-- Opening Marker --
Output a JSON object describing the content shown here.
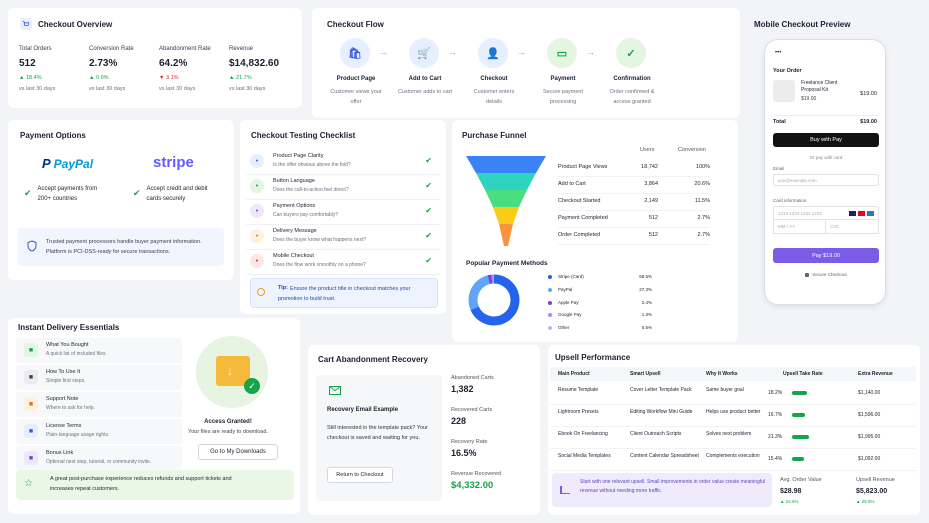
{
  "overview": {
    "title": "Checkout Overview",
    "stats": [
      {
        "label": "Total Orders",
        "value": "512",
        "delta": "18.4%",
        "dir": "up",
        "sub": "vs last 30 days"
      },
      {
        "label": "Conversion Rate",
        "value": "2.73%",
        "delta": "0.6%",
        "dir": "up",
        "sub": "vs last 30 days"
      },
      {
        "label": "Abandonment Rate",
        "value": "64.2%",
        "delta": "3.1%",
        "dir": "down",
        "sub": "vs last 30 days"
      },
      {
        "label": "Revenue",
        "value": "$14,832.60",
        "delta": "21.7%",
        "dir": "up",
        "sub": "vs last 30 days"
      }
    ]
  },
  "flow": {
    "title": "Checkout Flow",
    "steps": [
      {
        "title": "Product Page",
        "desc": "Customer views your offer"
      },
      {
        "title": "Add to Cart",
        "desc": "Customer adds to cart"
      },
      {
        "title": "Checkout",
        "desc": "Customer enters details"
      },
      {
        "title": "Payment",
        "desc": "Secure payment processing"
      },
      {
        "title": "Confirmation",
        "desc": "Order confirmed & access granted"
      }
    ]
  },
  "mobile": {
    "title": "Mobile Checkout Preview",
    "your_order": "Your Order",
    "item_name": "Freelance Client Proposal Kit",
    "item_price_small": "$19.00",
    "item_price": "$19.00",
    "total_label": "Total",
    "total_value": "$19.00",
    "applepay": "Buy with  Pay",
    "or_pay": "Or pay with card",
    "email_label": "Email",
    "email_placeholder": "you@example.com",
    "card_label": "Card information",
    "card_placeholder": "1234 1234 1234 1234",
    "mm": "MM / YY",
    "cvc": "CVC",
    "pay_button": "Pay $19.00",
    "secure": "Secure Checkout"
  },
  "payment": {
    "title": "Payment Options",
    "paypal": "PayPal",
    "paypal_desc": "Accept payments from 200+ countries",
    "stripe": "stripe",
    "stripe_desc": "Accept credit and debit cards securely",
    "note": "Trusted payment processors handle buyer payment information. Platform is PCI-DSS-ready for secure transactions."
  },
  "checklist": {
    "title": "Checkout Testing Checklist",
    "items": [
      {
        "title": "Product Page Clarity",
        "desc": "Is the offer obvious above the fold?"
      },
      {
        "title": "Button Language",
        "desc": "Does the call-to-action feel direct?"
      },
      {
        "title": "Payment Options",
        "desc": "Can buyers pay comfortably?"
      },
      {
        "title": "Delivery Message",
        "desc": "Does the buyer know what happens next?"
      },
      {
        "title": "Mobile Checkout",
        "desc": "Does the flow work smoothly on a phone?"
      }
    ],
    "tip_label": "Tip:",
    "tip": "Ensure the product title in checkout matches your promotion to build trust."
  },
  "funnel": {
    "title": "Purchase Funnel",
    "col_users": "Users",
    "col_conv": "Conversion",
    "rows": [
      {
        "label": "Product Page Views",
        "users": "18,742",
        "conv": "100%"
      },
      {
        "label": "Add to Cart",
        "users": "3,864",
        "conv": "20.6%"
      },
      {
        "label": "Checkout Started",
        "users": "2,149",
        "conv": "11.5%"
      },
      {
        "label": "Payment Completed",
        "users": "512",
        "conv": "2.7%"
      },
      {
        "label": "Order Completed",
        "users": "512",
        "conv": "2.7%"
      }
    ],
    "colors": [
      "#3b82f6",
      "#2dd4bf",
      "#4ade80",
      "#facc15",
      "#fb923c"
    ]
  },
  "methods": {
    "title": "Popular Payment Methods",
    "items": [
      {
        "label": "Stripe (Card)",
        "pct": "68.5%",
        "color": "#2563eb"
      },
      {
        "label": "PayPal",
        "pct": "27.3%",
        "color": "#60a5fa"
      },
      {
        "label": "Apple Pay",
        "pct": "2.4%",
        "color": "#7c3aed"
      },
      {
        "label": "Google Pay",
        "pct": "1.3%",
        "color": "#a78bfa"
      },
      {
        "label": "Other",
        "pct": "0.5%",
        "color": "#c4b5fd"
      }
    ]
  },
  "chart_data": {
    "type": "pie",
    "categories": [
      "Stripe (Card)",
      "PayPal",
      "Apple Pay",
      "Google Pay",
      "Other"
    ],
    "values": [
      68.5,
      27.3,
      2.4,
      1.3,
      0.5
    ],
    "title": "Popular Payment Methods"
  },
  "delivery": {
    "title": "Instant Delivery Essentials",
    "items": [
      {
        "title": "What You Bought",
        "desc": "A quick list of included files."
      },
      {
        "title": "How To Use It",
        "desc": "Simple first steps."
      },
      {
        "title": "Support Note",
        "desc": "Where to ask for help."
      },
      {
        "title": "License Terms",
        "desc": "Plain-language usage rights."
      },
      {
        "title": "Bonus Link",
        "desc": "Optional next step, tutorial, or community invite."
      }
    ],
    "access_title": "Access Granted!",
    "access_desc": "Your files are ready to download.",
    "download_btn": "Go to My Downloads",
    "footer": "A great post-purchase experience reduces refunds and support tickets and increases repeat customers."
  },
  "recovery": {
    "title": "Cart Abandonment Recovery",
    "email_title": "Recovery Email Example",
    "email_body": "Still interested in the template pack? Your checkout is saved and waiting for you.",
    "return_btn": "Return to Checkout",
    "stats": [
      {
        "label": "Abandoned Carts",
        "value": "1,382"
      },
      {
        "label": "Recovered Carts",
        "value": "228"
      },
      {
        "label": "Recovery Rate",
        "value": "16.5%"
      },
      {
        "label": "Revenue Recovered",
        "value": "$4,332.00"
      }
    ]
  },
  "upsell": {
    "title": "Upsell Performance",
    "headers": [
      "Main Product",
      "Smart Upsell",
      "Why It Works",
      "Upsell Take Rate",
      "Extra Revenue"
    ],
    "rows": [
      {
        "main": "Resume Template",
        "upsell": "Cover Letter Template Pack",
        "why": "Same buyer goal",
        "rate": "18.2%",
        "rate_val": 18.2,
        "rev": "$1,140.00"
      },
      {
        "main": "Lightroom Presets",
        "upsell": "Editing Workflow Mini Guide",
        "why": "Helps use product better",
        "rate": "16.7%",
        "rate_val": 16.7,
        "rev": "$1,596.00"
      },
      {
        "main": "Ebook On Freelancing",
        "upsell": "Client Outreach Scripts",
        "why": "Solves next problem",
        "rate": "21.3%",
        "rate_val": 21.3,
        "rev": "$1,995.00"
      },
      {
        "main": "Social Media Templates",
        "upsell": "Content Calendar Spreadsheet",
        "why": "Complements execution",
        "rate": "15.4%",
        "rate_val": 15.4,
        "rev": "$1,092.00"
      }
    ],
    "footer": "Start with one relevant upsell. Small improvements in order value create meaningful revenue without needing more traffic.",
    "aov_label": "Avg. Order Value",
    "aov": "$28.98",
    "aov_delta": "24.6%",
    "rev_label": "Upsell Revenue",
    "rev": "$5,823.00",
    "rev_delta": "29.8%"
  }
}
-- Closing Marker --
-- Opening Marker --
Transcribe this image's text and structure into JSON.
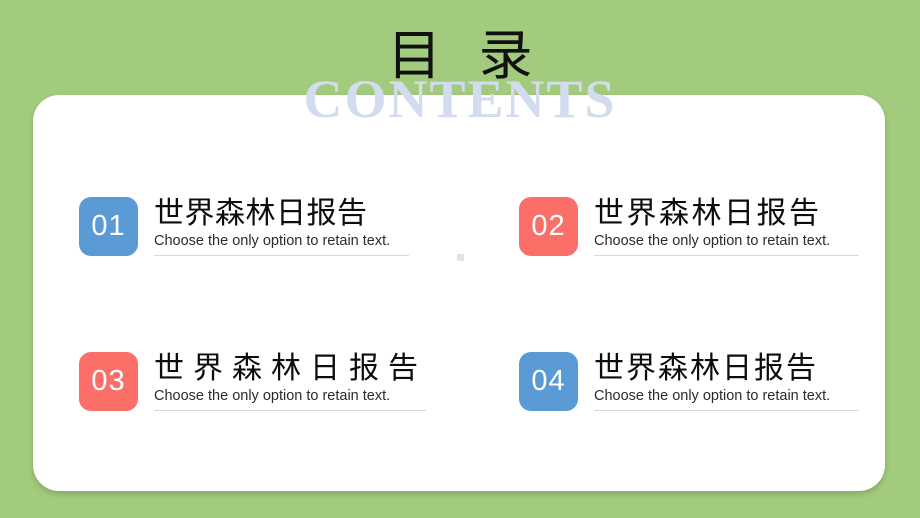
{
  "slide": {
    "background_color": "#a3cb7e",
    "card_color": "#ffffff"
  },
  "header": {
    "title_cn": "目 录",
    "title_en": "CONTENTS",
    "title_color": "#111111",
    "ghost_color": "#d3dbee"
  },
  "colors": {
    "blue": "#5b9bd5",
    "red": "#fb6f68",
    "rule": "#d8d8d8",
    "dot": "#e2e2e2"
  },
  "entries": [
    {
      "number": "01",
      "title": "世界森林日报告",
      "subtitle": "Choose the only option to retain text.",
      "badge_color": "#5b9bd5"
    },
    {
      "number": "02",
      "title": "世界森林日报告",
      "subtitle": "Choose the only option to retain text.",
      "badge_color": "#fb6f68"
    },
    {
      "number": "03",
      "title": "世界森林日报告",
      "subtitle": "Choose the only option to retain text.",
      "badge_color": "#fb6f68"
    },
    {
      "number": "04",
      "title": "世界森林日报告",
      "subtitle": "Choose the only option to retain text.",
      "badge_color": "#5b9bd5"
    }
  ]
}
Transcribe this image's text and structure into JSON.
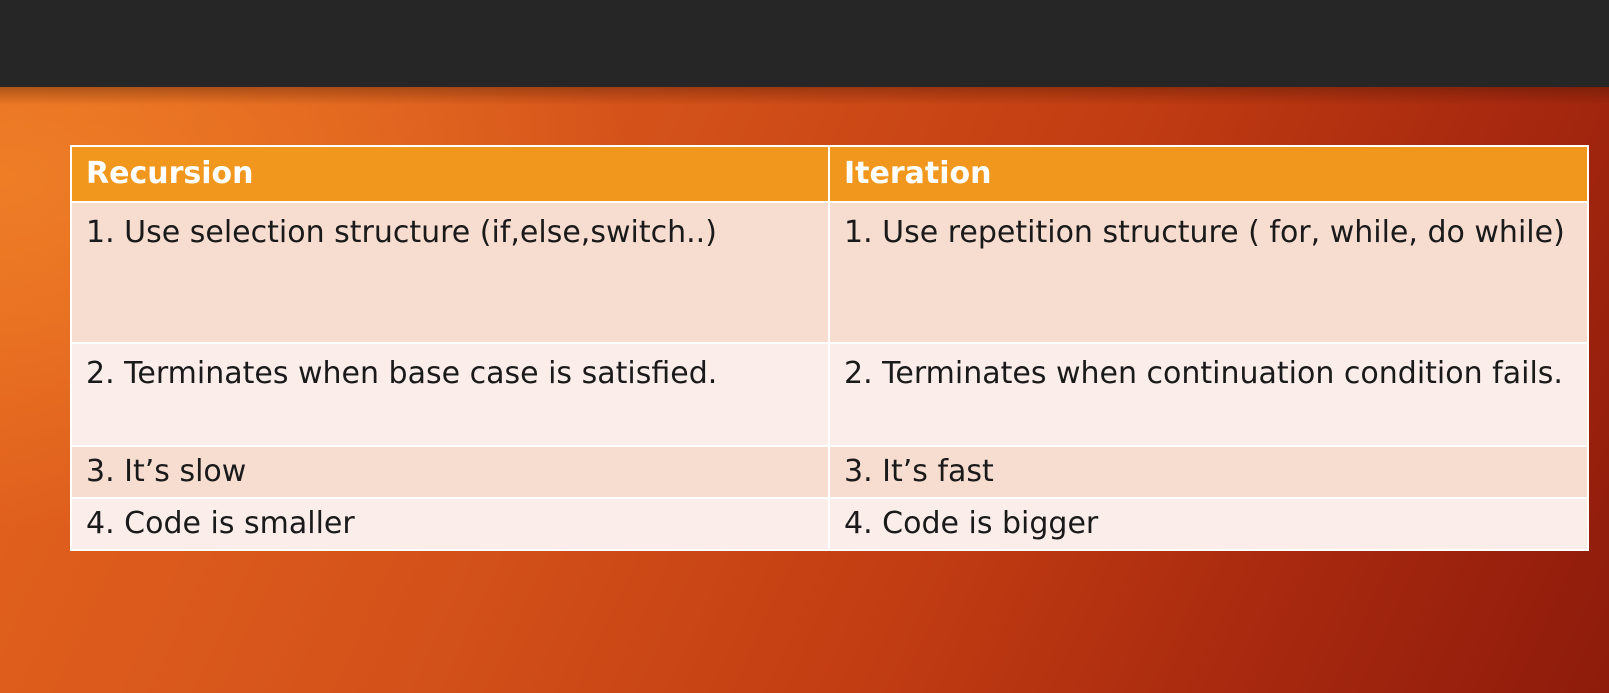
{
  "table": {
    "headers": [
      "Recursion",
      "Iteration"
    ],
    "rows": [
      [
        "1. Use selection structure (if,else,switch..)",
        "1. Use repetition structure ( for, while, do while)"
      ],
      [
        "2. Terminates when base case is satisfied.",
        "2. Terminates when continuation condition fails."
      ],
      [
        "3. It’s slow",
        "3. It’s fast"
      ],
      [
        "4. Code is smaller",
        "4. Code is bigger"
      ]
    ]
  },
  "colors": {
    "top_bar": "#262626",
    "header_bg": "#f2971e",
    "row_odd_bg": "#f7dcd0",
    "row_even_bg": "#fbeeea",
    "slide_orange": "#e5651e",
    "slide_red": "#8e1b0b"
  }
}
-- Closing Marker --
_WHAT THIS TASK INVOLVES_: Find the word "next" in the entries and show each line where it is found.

_EXPECTED OUTPUT_:
        "desc": "Does the buyer know what happens next?"
        "desc": "Optional next step, tutorial, or community invite."
        "why": "Solves next problem",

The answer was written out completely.